      DOI: 10.1002/aic.15254
  • Interfacial phenomena and droplet size of particle stabilized emulsions in
           oscillatory shear
    • Authors: H. G. Gomaa; R. Sabouni
      Pages: 2902 - 2911
      Abstract: Production of particle stabilized oil in water emulsions has been investigated both theoretically and experimentally under oscillatory shear conditions using different stabilizing particles (SPs). The investigation included analysis of the interaction between particles interfacial stability and droplets breakage and coalescence. For hydrophobic SPs, droplets maintained their sizes as determined by torque balance (TB) without significant breakage or coalescence. For the more hydrophilic SPs, larger droplets formed that broke by eddies in the inertial subrange. At higher fluid shear stresses, loss of the SPs occurred during droplet formation leading to near bare droplet surface and coalescence to much larger sizes with subsequent fragmentation by capillary instabilities. The final droplet size in both cases was very different from TB model predictions. A modeling approach is proposed that combined both TB and droplet breakage and coalescence mechanisms. Comparison between the experimental results and the models predictions showed satisfactory agreement. © 2016 American Institute of Chemical Engineers AIChE J, 62: 2902–2911, 2016
      PubDate: 2016-04-06T13:21:43.994554-05:
      DOI: 10.1002/aic.15256
  • LES–Lagrangian‐particles‐simulation of turbulent
           reactive flows at high Sc number using approximate deconvolution model
    • Authors: T. Watanabe; K. Nagata
      Pages: 2912 - 2922

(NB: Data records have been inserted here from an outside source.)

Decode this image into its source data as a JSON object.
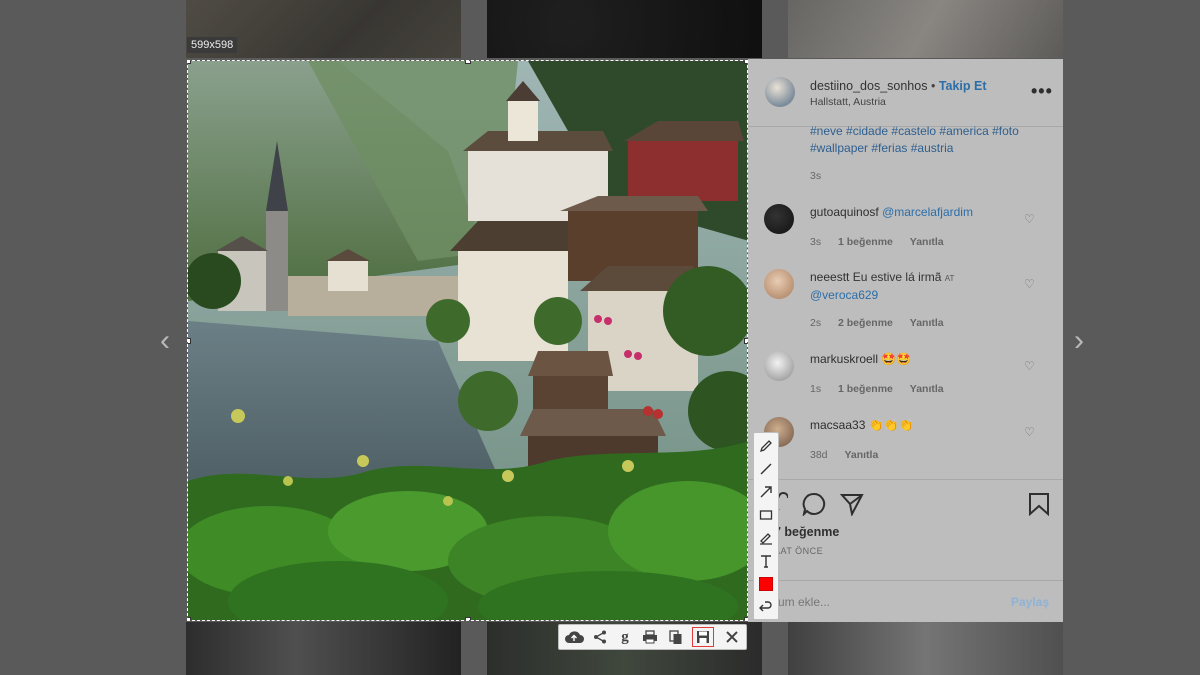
{
  "selection": {
    "size_label": "599x598"
  },
  "post": {
    "username": "destiino_dos_sonhos",
    "separator": "•",
    "follow_label": "Takip Et",
    "location": "Hallstatt, Austria",
    "caption_tags": "#neve #cidade #castelo #america #foto #wallpaper #ferias #austria",
    "caption_time": "3s",
    "comments": [
      {
        "user": "gutoaquinosf",
        "text": "@marcelafjardim",
        "time": "3s",
        "likes": "1 beğenme",
        "reply": "Yanıtla"
      },
      {
        "user": "neeestt",
        "text": "Eu estive lá irmã",
        "text_tail": "@veroca629",
        "time": "2s",
        "likes": "2 beğenme",
        "reply": "Yanıtla"
      },
      {
        "user": "markuskroell",
        "text": "🤩🤩",
        "time": "1s",
        "likes": "1 beğenme",
        "reply": "Yanıtla"
      },
      {
        "user": "macsaa33",
        "text": "👏👏👏",
        "time": "38d",
        "likes": "",
        "reply": "Yanıtla"
      }
    ],
    "likes_count": "7 beğenme",
    "post_time": "AAT ÖNCE",
    "comment_placeholder": "rum ekle...",
    "share_label": "Paylaş"
  },
  "toolbar_colors": {
    "draw_color": "#ff0000",
    "active_outline": "#e23a3a"
  },
  "icons": {
    "draw": [
      "pencil-icon",
      "line-icon",
      "arrow-icon",
      "rectangle-icon",
      "marker-icon",
      "text-icon",
      "color-swatch",
      "undo-icon"
    ],
    "actions": [
      "cloud-upload-icon",
      "share-icon",
      "google-icon",
      "print-icon",
      "copy-icon",
      "save-icon",
      "close-icon"
    ]
  }
}
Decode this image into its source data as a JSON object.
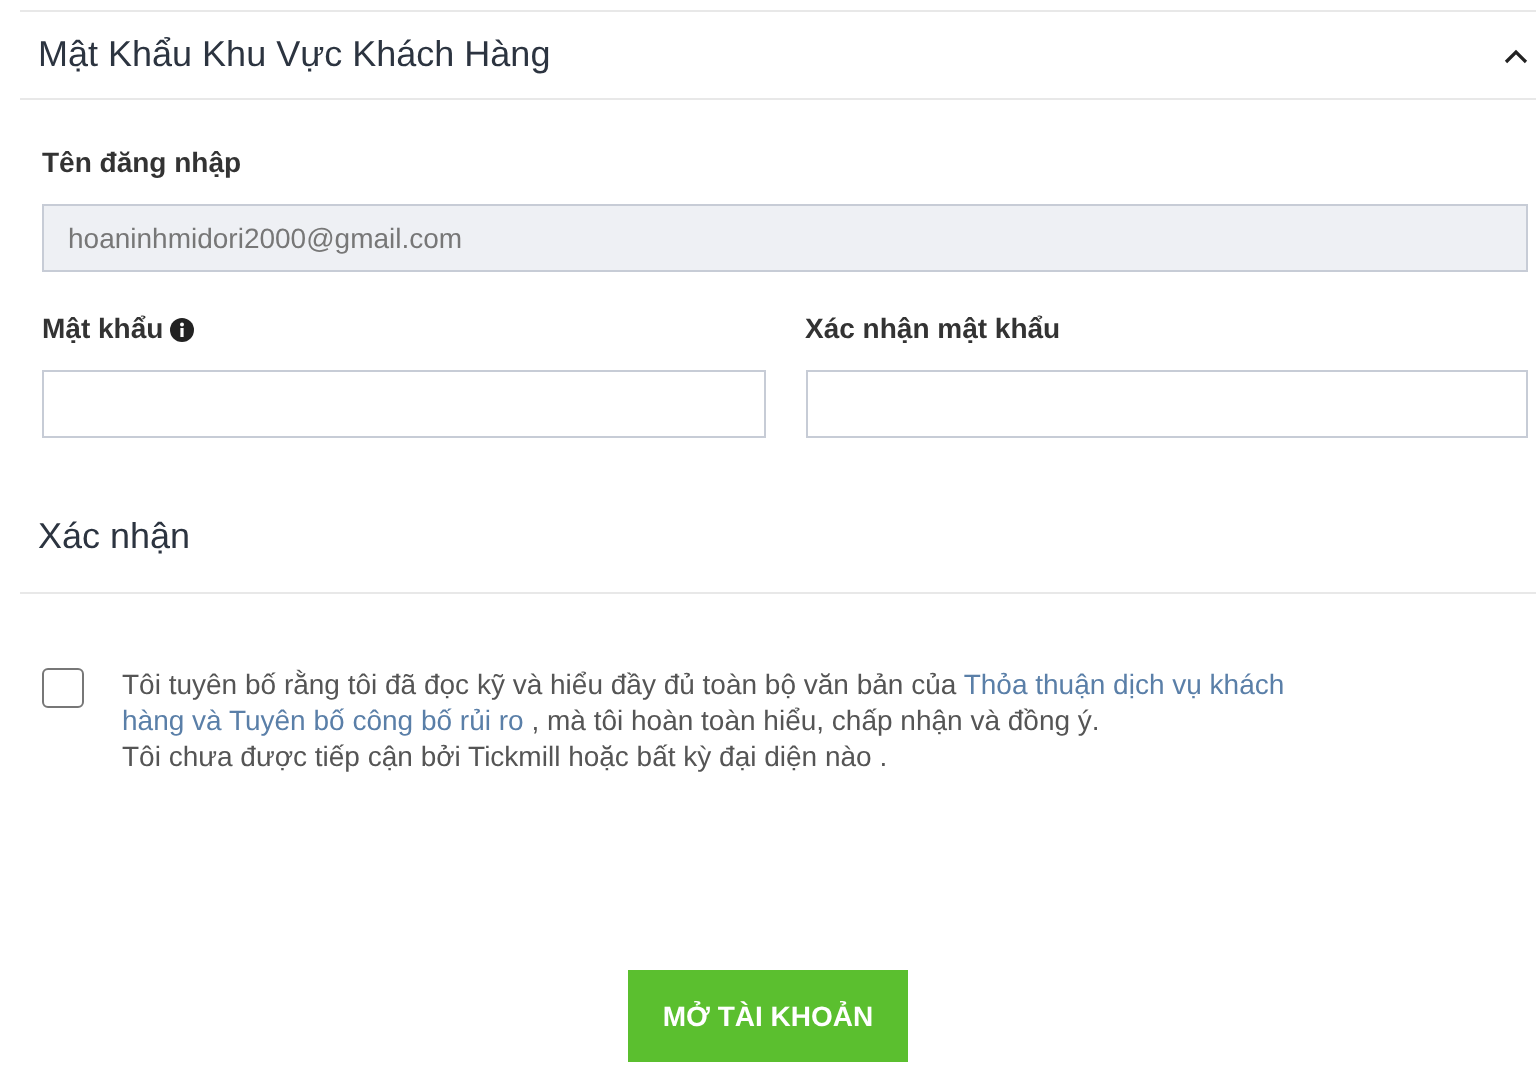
{
  "section": {
    "title": "Mật Khẩu Khu Vực Khách Hàng",
    "expanded": true
  },
  "username": {
    "label": "Tên đăng nhập",
    "value": "hoaninhmidori2000@gmail.com",
    "disabled": true
  },
  "password": {
    "label": "Mật khẩu",
    "placeholder_info": true
  },
  "confirm_password": {
    "label": "Xác nhận mật khẩu"
  },
  "confirmation": {
    "title": "Xác nhận",
    "checked": false,
    "lines": [
      [
        {
          "kind": "text",
          "text": "Tôi tuyên bố rằng tôi đã đọc kỹ và hiểu đầy đủ toàn bộ văn bản của "
        },
        {
          "kind": "link",
          "text": "Thỏa thuận dịch vụ khách"
        }
      ],
      [
        {
          "kind": "link",
          "text": "hàng và Tuyên bố công bố rủi ro"
        },
        {
          "kind": "text",
          "text": " , mà tôi hoàn toàn hiểu, chấp nhận và đồng ý."
        }
      ],
      [
        {
          "kind": "text",
          "text": "Tôi chưa được tiếp cận bởi Tickmill hoặc bất kỳ đại diện nào ."
        }
      ]
    ]
  },
  "submit": {
    "label": "MỞ TÀI KHOẢN"
  }
}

      Abstract: Large eddy simulation (LES) with the approximate deconvolution model is combined with Lagrangian particles simulation (LPS) for simulating turbulent reactive flows at high Schmidt numbers Sc. The LES is used to simulate velocity and nonreactive scalar while reactive scalars are simulated by the LPS using the mixing volume model for molecular diffusion. The LES–LPS is applied to turbulent scalar mixing layers with a second‐order isothermal irreversible reaction at Sc = 600. The mixing volume model is implemented with the IEM, Curl's, and modified Curl's mixing schemes. The mixing volume model provides a correct decay rate of nonreactive scalar variance at high Sc independently of the number of particles. The statistics in the LES–LPS with the IEM or modified Curl's mixing scheme agree well with the experiments for both moderately‐fast and rapid reactions. However, the LPS with the Curl's mixing scheme overpredicts the effects of the rapid reaction. © 2016 American Institute of Chemical Engineers AIChE J, 62: 2912–2922, 2016
      PubDate: 2016-04-13T09:50:56.207708-05:
      DOI: 10.1002/aic.15261
  • Statistics of droplet sizes generated by a microfluidic device
    • Pages: 2923 - 2928
      Abstract: The distribution of droplet sizes produced in a microfluidic T‐junction is modeled using the gamma probability distribution. The proposed model is validated using physical insight from the hypothesized mechanism of droplet breakup and statistically using the Anderson–Darling test. Where signal‐to‐noise ratio is low and the gamma distribution does not hold, an alternative probabilistic description is used to estimate the true mean of droplet sizes. In addition, a new correlation is developed to relate mean droplet sizes to T‐junction inlet flow rates and dispersed‐phase viscosity. © 2016 American Institute of Chemical Engineers AIChE J, 62: 2923–2928, 2016
      PubDate: 2016-04-18T10:50:45.593974-05:
      DOI: 10.1002/aic.15246
School of Mathematical and Computer Sciences
Heriot-Watt University
Edinburgh, EH14 4AS, UK
Tel: +00 44 (0)131 4513762
Fax: +00 44 (0)131 4513327
Home (Search)
Subjects A-Z
Publishers A-Z
Your IP address:
About JournalTOCs
News (blog, publications)
JournalTOCs on Twitter   JournalTOCs on Facebook

JournalTOCs © 2009-2016